By: Kara Haselton
Hoverboards are the new big fad: the Heely’s of 2016. They were the top toy bought as Christmas gifts in the year of 2015, but the sad thing is the name of these “hoverboards” is a lie; they don’t actually hover but ride using two big wheels on the side. Kids are infatuated with this battery powered mode of transportation. It moves by shifting one’s weight forwards or backwards, leading to an abundance of Vines showing people falling on their face. Although these videos are hilarious, there are many places all over the world that have actually banned these hoverboards because of how dangerous they are. Hoverboards have been banned in the Netherlands, the United Kingdom, New York City, Los Angeles, Disney theme parks, and all airlines. Even universities have joined the ban trend–such as Duke, East Carolina, App State, and Chapel Hill.
But why are hoverboards being banned? A notable accident in the UK occurred when a 15-year-old boy collided with a bus while riding a hoverboard and died as a result. There have also been many instances where hoverboards have burst into flames, sometimes while being charged, but other times while being ridden, due to their lithium ion batteries. As a result, they have damaged and burned down homes and injured riders. Lithium ion batteries themselves are not flammable, for they can be found in many everyday products such as smartphones and laptops. The problem is, however, that many different companies are producing their own versions of hoverboards, resulting in some having inferior quality.
The knock-offs that people are more prone to buy because of the cheaper prices also contain a lower quality battery, making them more likely to combust. Interestingly enough, no one really knows where hoverboards came from, making the product even more controversial. In addition, there has not been an official regulation made on them. Toy safety officials can’t regulate hoverboards because they are not technically a toy. Thus, safety officials have yet to decide how to label this captivating tech in order to warrant regulation.
While hoverboards grow in popularity, different companies will exploit this beloved product and profit off of selling various brands. Although they seem fun and harmless, hoverboards could do a lot of damage if the manufacturer or buyer is not careful. The question of whether high schools should allow hoverboards on their campus is up in the air. Should hoverboards be considered a mode of transportation for high school students?
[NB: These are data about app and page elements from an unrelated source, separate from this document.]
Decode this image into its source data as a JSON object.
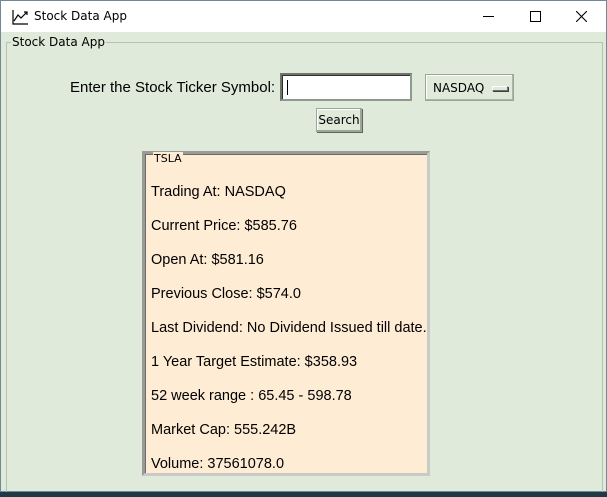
{
  "window": {
    "title": "Stock Data App"
  },
  "frame": {
    "label": "Stock Data App"
  },
  "search": {
    "prompt": "Enter the Stock Ticker Symbol:",
    "value": "",
    "button_label": "Search"
  },
  "exchange": {
    "selected": "NASDAQ"
  },
  "result": {
    "ticker": "TSLA",
    "rows": [
      "Trading At: NASDAQ",
      "Current Price: $585.76",
      "Open At: $581.16",
      "Previous Close: $574.0",
      "Last Dividend: No Dividend Issued till date.",
      "1 Year Target Estimate: $358.93",
      "52 week range : 65.45 - 598.78",
      "Market Cap: 555.242B",
      "Volume: 37561078.0"
    ]
  },
  "colors": {
    "background": "#dfeadb",
    "result_panel": "#ffecd4"
  },
  "icons": {
    "app": "chart-line-icon",
    "minimize": "minimize-icon",
    "maximize": "maximize-icon",
    "close": "close-icon"
  }
}
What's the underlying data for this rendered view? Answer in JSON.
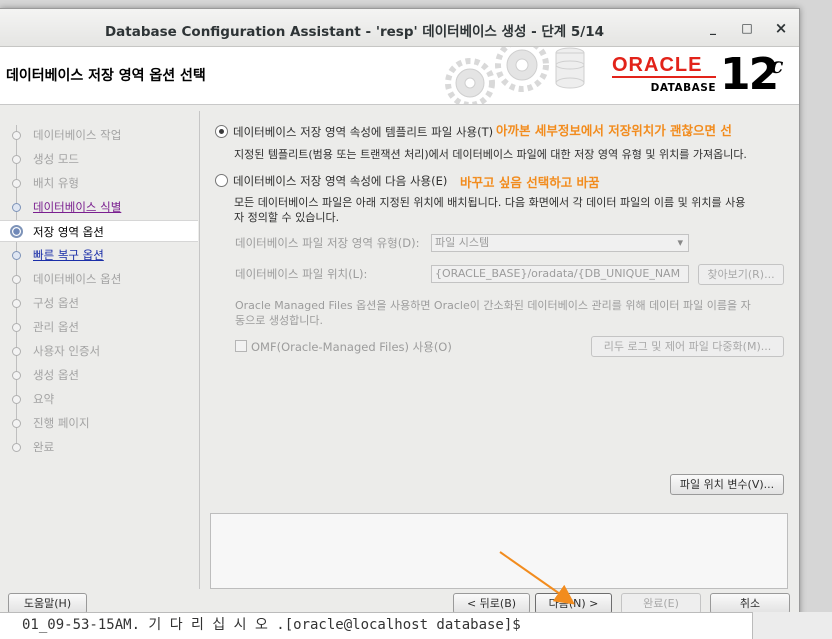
{
  "window": {
    "title": "Database Configuration Assistant - 'resp' 데이터베이스 생성 - 단계 5/14",
    "controls": {
      "minimize": "_",
      "maximize": "□",
      "close": "×"
    }
  },
  "header": {
    "title": "데이터베이스 저장 영역 옵션 선택",
    "logo_word": "ORACLE",
    "logo_sub": "DATABASE",
    "version": "12",
    "version_suffix": "c"
  },
  "steps": [
    {
      "label": "데이터베이스 작업",
      "state": "done"
    },
    {
      "label": "생성 모드",
      "state": "done"
    },
    {
      "label": "배치 유형",
      "state": "done"
    },
    {
      "label": "데이터베이스 식별",
      "state": "link-visited"
    },
    {
      "label": "저장 영역 옵션",
      "state": "current"
    },
    {
      "label": "빠른 복구 옵션",
      "state": "link"
    },
    {
      "label": "데이터베이스 옵션",
      "state": "pending"
    },
    {
      "label": "구성 옵션",
      "state": "pending"
    },
    {
      "label": "관리 옵션",
      "state": "pending"
    },
    {
      "label": "사용자 인증서",
      "state": "pending"
    },
    {
      "label": "생성 옵션",
      "state": "pending"
    },
    {
      "label": "요약",
      "state": "pending"
    },
    {
      "label": "진행 페이지",
      "state": "pending"
    },
    {
      "label": "완료",
      "state": "pending"
    }
  ],
  "options": {
    "template": {
      "label": "데이터베이스 저장 영역 속성에 템플리트 파일 사용(T)",
      "selected": true,
      "description": "지정된 템플리트(범용 또는 트랜잭션 처리)에서 데이터베이스 파일에 대한 저장 영역 유형 및 위치를 가져옵니다.",
      "annotation": "아까본 세부정보에서 저장위치가 괜찮으면 선"
    },
    "custom": {
      "label": "데이터베이스 저장 영역 속성에 다음 사용(E)",
      "selected": false,
      "annotation": "바꾸고 싶음 선택하고 바꿈",
      "description_line1": "모든 데이터베이스 파일은 아래 지정된 위치에 배치됩니다. 다음 화면에서 각 데이터 파일의 이름 및 위치를 사용",
      "description_line2": "자 정의할 수 있습니다.",
      "storage_type_label": "데이터베이스 파일 저장 영역 유형(D):",
      "storage_type_value": "파일 시스템",
      "location_label": "데이터베이스 파일 위치(L):",
      "location_value": "{ORACLE_BASE}/oradata/{DB_UNIQUE_NAM",
      "browse_label": "찾아보기(R)...",
      "omf_note_line1": "Oracle Managed Files 옵션을 사용하면 Oracle이 간소화된 데이터베이스 관리를 위해 데이터 파일 이름을 자",
      "omf_note_line2": "동으로 생성합니다.",
      "omf_checkbox_label": "OMF(Oracle-Managed Files) 사용(O)",
      "omf_checked": false,
      "multiplex_label": "리두 로그 및 제어 파일 다중화(M)..."
    }
  },
  "file_location_variables_label": "파일 위치 변수(V)...",
  "footer": {
    "help": "도움말(H)",
    "back": "< 뒤로(B)",
    "next": "다음(N) >",
    "finish": "완료(E)",
    "cancel": "취소"
  },
  "terminal": {
    "line": "01_09-53-15AM. 기 다 리 십 시 오 .[oracle@localhost database]$"
  },
  "colors": {
    "oracle_red": "#e2231a",
    "annotation_orange": "#f28c1e",
    "link_blue": "#1a2ea8",
    "link_visited": "#7a1f8f"
  }
}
Heritage administrator, Ms. Daniels, commented that she thinks this new trend is dangerous and stated, “If hoverboards are seen on campus, they will be confiscated.” Buyers should take into consideration the facts and controversies about any new type of technology, and hoverboards should be no exception.